** INFORMATION GIVEN follows **

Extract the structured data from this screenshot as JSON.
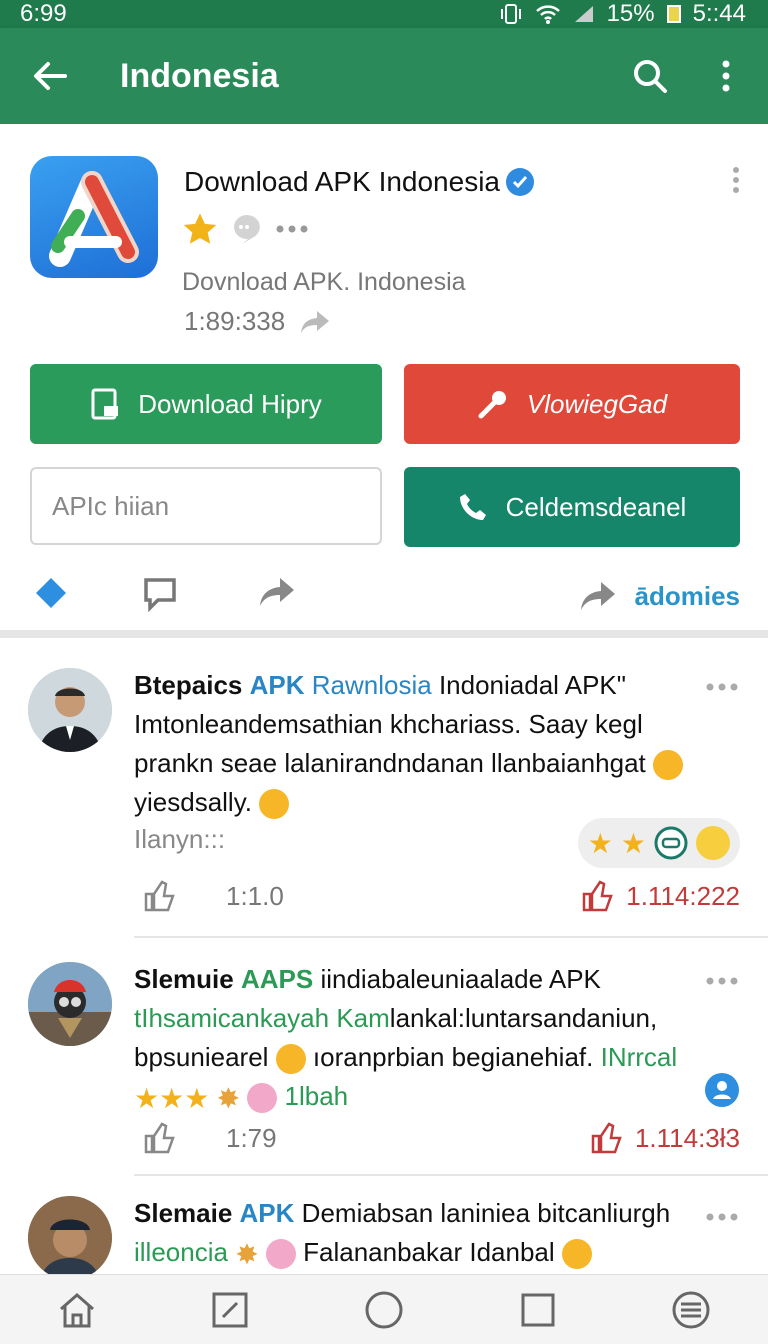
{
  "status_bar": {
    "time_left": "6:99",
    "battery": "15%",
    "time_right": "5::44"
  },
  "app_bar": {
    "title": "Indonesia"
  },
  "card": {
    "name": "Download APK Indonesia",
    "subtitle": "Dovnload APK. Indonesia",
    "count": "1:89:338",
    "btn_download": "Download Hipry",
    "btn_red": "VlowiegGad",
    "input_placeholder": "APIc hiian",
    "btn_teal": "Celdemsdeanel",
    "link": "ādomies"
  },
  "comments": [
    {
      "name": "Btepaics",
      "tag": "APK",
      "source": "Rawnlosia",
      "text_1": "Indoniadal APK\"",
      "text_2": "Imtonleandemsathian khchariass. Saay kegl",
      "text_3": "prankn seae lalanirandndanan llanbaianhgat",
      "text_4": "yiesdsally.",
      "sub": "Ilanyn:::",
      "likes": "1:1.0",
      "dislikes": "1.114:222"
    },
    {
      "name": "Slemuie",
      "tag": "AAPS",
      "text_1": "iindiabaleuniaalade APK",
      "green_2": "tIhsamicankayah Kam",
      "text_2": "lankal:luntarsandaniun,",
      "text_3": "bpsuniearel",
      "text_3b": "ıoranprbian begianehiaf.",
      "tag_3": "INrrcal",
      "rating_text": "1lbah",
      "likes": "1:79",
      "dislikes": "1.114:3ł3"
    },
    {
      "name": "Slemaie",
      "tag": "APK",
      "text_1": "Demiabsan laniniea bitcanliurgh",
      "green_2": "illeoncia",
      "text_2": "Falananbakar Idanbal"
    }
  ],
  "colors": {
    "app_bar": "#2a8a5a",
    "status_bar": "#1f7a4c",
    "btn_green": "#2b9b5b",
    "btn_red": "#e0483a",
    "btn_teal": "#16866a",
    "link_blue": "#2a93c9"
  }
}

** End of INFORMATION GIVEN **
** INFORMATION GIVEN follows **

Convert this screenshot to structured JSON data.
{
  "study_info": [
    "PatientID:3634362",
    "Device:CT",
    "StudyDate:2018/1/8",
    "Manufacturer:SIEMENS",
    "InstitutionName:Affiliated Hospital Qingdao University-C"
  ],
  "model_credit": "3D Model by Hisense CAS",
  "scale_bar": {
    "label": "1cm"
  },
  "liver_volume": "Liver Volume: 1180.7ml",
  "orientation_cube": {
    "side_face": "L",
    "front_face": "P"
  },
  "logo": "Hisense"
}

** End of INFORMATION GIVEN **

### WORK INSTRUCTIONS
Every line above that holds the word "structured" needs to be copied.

### REPLY TO THE TASK
Extract the structured data from this screenshot as JSON.
Convert this screenshot to structured JSON data.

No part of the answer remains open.